MATERIAL TO PROCESS:
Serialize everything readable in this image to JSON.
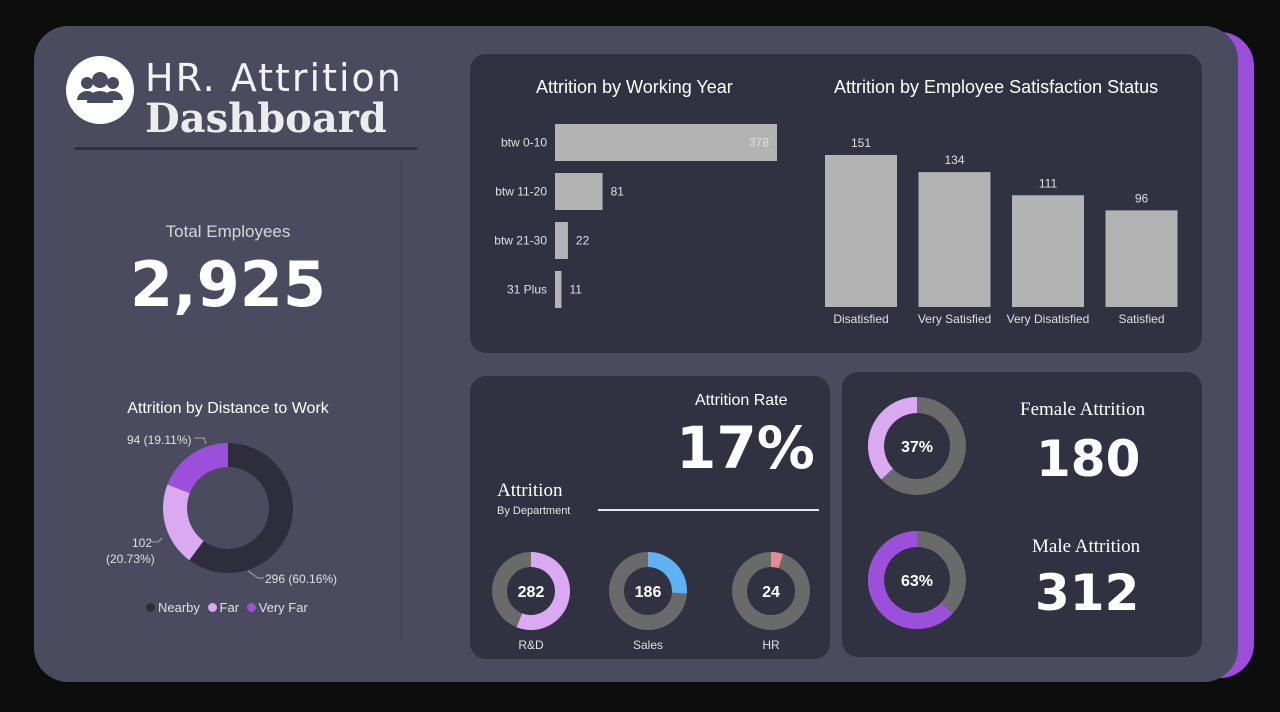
{
  "logo": {
    "line1": "HR. Attrition",
    "line2": "Dashboard",
    "icon": "people-group-icon"
  },
  "total": {
    "label": "Total Employees",
    "value": "2,925"
  },
  "colors": {
    "nearby": "#2e2d3c",
    "far": "#dba8f2",
    "very_far": "#9b4fdb",
    "bar": "#b3b3b3",
    "sales": "#5eb2f2",
    "hr": "#e88a92",
    "gray_ring": "#6a6a6a",
    "accent": "#9c4ddb"
  },
  "distance": {
    "title": "Attrition by Distance to Work",
    "labels": {
      "very_far": "94 (19.11%)",
      "far_line1": "102",
      "far_line2": "(20.73%)",
      "nearby": "296 (60.16%)"
    },
    "legend": [
      "Nearby",
      "Far",
      "Very Far"
    ]
  },
  "working_year": {
    "title": "Attrition by Working Year"
  },
  "satisfaction": {
    "title": "Attrition by Employee Satisfaction Status"
  },
  "attrition_rate": {
    "label": "Attrition Rate",
    "value": "17%"
  },
  "department": {
    "title": "Attrition",
    "subtitle": "By Department"
  },
  "female": {
    "label": "Female Attrition",
    "value": "180",
    "pct": "37%"
  },
  "male": {
    "label": "Male Attrition",
    "value": "312",
    "pct": "63%"
  },
  "chart_data": [
    {
      "type": "bar",
      "orientation": "horizontal",
      "title": "Attrition by Working Year",
      "categories": [
        "btw 0-10",
        "btw 11-20",
        "btw 21-30",
        "31 Plus"
      ],
      "values": [
        378,
        81,
        22,
        11
      ]
    },
    {
      "type": "bar",
      "title": "Attrition by Employee Satisfaction Status",
      "categories": [
        "Disatisfied",
        "Very Satisfied",
        "Very Disatisfied",
        "Satisfied"
      ],
      "values": [
        151,
        134,
        111,
        96
      ]
    },
    {
      "type": "pie",
      "title": "Attrition by Distance to Work",
      "categories": [
        "Nearby",
        "Far",
        "Very Far"
      ],
      "values": [
        296,
        102,
        94
      ],
      "percent": [
        60.16,
        20.73,
        19.11
      ],
      "legend": "bottom"
    },
    {
      "type": "pie",
      "title": "Attrition By Department",
      "categories": [
        "R&D",
        "Sales",
        "HR"
      ],
      "values": [
        282,
        186,
        24
      ],
      "share_of_department": [
        0.56,
        0.26,
        0.05
      ]
    },
    {
      "type": "pie",
      "title": "Female Attrition",
      "values": [
        0.37,
        0.63
      ]
    },
    {
      "type": "pie",
      "title": "Male Attrition",
      "values": [
        0.63,
        0.37
      ]
    }
  ]
}
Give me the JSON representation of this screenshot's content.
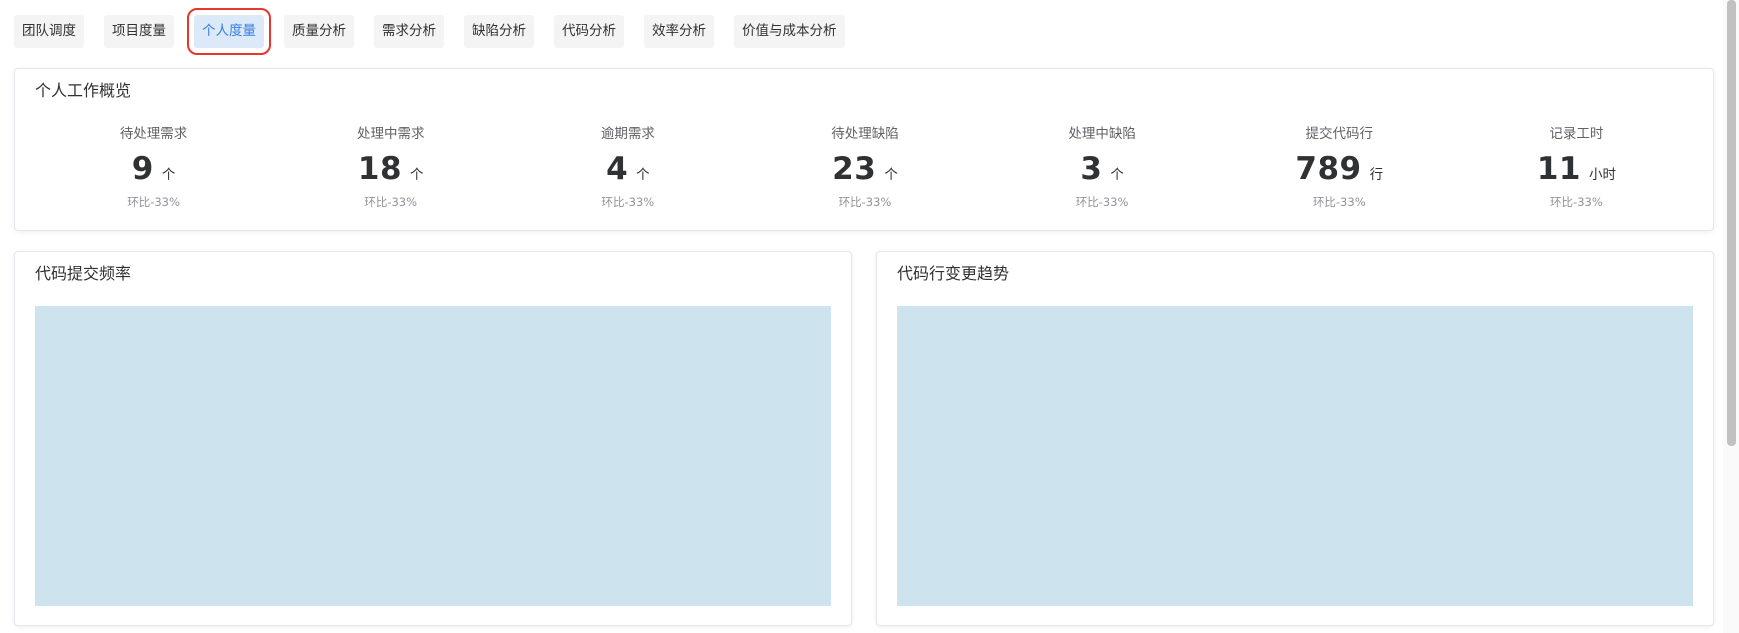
{
  "tabs": [
    {
      "label": "团队调度",
      "active": false
    },
    {
      "label": "项目度量",
      "active": false
    },
    {
      "label": "个人度量",
      "active": true
    },
    {
      "label": "质量分析",
      "active": false
    },
    {
      "label": "需求分析",
      "active": false
    },
    {
      "label": "缺陷分析",
      "active": false
    },
    {
      "label": "代码分析",
      "active": false
    },
    {
      "label": "效率分析",
      "active": false
    },
    {
      "label": "价值与成本分析",
      "active": false
    }
  ],
  "overview": {
    "title": "个人工作概览",
    "metrics": [
      {
        "label": "待处理需求",
        "value": "9",
        "unit": "个",
        "ratio": "环比-33%"
      },
      {
        "label": "处理中需求",
        "value": "18",
        "unit": "个",
        "ratio": "环比-33%"
      },
      {
        "label": "逾期需求",
        "value": "4",
        "unit": "个",
        "ratio": "环比-33%"
      },
      {
        "label": "待处理缺陷",
        "value": "23",
        "unit": "个",
        "ratio": "环比-33%"
      },
      {
        "label": "处理中缺陷",
        "value": "3",
        "unit": "个",
        "ratio": "环比-33%"
      },
      {
        "label": "提交代码行",
        "value": "789",
        "unit": "行",
        "ratio": "环比-33%"
      },
      {
        "label": "记录工时",
        "value": "11",
        "unit": "小时",
        "ratio": "环比-33%"
      }
    ]
  },
  "charts": {
    "left_title": "代码提交频率",
    "right_title": "代码行变更趋势"
  },
  "colors": {
    "active_tab_bg": "#dbe9f9",
    "active_tab_text": "#3a7ee0",
    "highlight_outline": "#e8362d",
    "chart_placeholder": "#cde4ee"
  }
}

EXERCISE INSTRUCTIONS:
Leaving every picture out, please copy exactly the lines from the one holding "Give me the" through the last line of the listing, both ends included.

SOLVED EXERCISE:
Give me the JSON representation of this screenshot's content.
{
  "tabs": [
    {
      "label": "团队调度",
      "active": false
    },
    {
      "label": "项目度量",
      "active": false
    },
    {
      "label": "个人度量",
      "active": true
    },
    {
      "label": "质量分析",
      "active": false
    },
    {
      "label": "需求分析",
      "active": false
    },
    {
      "label": "缺陷分析",
      "active": false
    },
    {
      "label": "代码分析",
      "active": false
    },
    {
      "label": "效率分析",
      "active": false
    },
    {
      "label": "价值与成本分析",
      "active": false
    }
  ],
  "overview": {
    "title": "个人工作概览",
    "metrics": [
      {
        "label": "待处理需求",
        "value": "9",
        "unit": "个",
        "ratio": "环比-33%"
      },
      {
        "label": "处理中需求",
        "value": "18",
        "unit": "个",
        "ratio": "环比-33%"
      },
      {
        "label": "逾期需求",
        "value": "4",
        "unit": "个",
        "ratio": "环比-33%"
      },
      {
        "label": "待处理缺陷",
        "value": "23",
        "unit": "个",
        "ratio": "环比-33%"
      },
      {
        "label": "处理中缺陷",
        "value": "3",
        "unit": "个",
        "ratio": "环比-33%"
      },
      {
        "label": "提交代码行",
        "value": "789",
        "unit": "行",
        "ratio": "环比-33%"
      },
      {
        "label": "记录工时",
        "value": "11",
        "unit": "小时",
        "ratio": "环比-33%"
      }
    ]
  },
  "charts": {
    "left_title": "代码提交频率",
    "right_title": "代码行变更趋势"
  },
  "colors": {
    "active_tab_bg": "#dbe9f9",
    "active_tab_text": "#3a7ee0",
    "highlight_outline": "#e8362d",
    "chart_placeholder": "#cde4ee"
  }
}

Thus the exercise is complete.